It’s not a good idea to go out “unprotected computing” these days. Like just about everything else mankind has invented, there are good uses (nuclear power – Lighting up a city) and bad uses (nuclear power again – Blowing up a city). The bad uses aren’t even to the users behind the keyboard of the computers these days, but those who infect your computer with many bits of code that are there to make your system work for someone else (mentioned a few Tuesdays ago regarding slow computers) or to steal your info.

One type of software out there that sucks people in is what I have termed “ScareWare.” Bad stuff at several levels…

Here’s what it looks like to you: you’re minding your own business, or reading everyone else’s on Twitter tweets, and all of a sudden, a windows appears in the middle of the screen with some ominous warning like: “YOUR COMPUTER IS INFECTED WITH SPYWARE/MALWARE/VIRUSES! – Click here to scan your computer.” You, being the concerned user you are, do that. Next, there are the normal downloading and installing software indications. You keep clicking the “Next” buttons until the process is complete.

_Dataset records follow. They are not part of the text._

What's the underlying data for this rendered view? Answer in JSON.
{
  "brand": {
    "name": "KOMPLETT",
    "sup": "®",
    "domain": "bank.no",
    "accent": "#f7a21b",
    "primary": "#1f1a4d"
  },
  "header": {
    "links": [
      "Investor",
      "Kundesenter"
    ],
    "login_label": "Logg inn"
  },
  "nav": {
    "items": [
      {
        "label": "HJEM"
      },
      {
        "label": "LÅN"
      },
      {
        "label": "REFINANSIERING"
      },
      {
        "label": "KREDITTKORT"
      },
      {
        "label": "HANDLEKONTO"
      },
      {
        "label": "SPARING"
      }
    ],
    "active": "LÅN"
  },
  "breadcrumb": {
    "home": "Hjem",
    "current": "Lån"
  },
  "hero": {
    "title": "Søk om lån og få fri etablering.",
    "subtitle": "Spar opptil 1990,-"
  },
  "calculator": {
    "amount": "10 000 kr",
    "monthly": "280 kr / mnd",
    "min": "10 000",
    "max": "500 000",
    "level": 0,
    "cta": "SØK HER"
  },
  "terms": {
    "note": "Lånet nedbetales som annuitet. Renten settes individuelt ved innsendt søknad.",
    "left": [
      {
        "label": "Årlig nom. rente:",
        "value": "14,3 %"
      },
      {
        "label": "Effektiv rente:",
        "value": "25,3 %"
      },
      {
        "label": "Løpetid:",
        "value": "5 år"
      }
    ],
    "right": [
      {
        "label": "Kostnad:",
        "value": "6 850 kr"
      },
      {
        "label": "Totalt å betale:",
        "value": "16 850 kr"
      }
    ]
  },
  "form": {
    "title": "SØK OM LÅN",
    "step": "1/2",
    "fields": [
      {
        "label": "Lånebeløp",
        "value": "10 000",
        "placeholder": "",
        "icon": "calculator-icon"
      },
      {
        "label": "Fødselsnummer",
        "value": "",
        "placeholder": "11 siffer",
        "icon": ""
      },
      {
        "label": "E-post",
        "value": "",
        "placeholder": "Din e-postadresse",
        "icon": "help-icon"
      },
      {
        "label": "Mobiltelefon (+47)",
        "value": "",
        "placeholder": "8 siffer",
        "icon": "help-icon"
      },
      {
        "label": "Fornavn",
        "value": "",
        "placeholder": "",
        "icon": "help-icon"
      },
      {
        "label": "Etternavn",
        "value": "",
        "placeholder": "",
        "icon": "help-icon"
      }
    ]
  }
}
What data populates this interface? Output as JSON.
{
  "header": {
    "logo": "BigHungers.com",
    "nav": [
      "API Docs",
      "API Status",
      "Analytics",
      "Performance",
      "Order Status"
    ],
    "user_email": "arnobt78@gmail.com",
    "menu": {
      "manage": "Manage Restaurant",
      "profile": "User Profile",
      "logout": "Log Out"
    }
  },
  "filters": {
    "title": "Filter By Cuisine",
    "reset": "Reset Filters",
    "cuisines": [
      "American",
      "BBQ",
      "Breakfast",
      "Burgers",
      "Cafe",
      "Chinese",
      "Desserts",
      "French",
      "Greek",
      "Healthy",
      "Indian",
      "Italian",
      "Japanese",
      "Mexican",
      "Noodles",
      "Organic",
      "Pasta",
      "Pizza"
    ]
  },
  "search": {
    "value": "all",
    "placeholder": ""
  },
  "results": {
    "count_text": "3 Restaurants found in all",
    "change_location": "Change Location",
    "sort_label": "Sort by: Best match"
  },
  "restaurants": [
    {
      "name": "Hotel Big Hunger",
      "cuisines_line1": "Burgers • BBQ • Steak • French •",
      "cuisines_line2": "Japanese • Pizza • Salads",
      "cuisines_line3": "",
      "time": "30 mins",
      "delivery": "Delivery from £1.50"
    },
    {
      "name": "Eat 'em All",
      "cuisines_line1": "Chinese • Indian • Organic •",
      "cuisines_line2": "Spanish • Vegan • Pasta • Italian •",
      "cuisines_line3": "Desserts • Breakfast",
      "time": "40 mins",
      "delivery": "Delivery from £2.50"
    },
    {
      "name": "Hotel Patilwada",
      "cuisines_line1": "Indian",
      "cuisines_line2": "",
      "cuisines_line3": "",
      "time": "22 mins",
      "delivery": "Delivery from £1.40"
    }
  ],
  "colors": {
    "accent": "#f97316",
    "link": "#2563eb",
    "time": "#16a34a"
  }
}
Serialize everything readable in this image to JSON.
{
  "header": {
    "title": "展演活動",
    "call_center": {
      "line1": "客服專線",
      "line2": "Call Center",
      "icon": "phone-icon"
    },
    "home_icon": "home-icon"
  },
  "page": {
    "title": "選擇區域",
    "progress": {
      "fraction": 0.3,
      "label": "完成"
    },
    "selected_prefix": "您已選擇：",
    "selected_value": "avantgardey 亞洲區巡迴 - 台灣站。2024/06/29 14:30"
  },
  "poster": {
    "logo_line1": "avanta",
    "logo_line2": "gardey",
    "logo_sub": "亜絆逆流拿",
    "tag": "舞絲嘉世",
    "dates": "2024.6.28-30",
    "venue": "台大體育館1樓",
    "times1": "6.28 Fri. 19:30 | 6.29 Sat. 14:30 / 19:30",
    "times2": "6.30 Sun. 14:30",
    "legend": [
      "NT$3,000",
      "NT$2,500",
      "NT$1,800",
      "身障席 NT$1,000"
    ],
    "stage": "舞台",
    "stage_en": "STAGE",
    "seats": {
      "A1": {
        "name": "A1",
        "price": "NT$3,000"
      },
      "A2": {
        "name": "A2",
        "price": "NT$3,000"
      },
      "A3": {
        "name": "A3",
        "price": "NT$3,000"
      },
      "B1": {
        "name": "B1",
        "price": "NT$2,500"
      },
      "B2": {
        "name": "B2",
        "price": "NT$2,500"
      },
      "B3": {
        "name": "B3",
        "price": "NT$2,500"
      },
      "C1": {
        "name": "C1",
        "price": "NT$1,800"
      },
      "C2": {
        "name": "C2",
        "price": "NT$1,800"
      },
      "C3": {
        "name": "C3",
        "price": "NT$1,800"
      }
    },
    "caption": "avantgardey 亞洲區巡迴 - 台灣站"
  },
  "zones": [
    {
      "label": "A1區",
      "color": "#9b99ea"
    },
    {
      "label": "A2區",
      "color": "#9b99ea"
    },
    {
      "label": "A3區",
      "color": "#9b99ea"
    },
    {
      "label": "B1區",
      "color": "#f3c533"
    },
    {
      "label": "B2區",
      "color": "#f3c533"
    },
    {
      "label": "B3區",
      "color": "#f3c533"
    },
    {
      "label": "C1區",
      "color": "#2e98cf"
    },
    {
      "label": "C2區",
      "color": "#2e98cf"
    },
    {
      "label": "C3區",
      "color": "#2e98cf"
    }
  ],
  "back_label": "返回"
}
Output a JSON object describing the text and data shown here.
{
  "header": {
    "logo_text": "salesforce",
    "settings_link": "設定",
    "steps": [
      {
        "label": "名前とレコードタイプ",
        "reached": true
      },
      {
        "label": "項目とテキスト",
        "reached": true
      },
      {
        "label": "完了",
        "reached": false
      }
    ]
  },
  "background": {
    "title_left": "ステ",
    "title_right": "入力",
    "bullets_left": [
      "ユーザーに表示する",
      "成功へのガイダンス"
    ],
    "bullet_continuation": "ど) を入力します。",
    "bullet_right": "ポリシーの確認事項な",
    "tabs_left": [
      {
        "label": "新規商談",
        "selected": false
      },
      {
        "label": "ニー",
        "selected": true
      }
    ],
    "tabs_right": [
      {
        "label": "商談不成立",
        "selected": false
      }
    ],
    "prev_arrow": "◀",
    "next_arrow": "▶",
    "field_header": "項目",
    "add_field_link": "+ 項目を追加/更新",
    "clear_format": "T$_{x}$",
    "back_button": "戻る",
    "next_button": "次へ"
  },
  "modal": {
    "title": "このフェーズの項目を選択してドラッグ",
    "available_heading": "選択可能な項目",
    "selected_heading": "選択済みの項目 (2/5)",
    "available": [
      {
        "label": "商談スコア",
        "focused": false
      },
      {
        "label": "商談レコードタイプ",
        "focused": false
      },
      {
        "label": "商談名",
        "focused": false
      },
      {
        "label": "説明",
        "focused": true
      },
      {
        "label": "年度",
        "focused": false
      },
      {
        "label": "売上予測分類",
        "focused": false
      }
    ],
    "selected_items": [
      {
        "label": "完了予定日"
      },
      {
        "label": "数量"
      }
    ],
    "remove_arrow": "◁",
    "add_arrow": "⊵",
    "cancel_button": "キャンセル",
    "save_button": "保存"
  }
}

A system scan begins, the “progress bars” show, the number of files checked the viruses (or what ever found) clicks up. Finally, the scan is done, and sure enough, there are things to be removed. You click to get rid of the problems and….yes, you get the dreaded “You must purchase this product to remove the _____________ click here to enter your credit card number.”

You’ve been had. At the top level, the software has most likely found some legitimate things on your system that do not need to be there, some of them rather benign, and you want them off. At another level, you now have a program that is installed and pretty much got into your system by false representations. Just about all of them I have run across do you no good.

In one case, the anti-virus software imbedded itself, didn’t appear on the list of programs installed, so you could remove it the normal way, and…the bonus “gotcha!” was you couldn’t log onto any of the sites to get the free software, or even the big name legitimate software to remove this alien being on your hear drive.

My advice, if you get the ScareWare installed and it begins to nag you, very heavily, make sure you save any and all data off your computer you wish to save for the future, because, I saw a case where the machine would just reboot every 5 minutes and all I could do was to completely reformat the hard drive and begin all over installing Windows.

Note: you must save it to a CD/DVD/USB drive, a back up/external hard drive to make sure you have it. Family pictures, work documents, resumes, address lists…etc. Gte them off, then try to root out the offending software.

Your first step: See if you can get on to www.symantec.com, or < ahref=”http://www.mcafee.com”>www.mcafee.com or www.lavasoft.com. If you can’t get them to come up without errors, then you have it bad and you should mentally prepare yourself for completely restoring your hard drive.

Next week more on how to do the best you can coming back from a close encounter with “ScareWare.”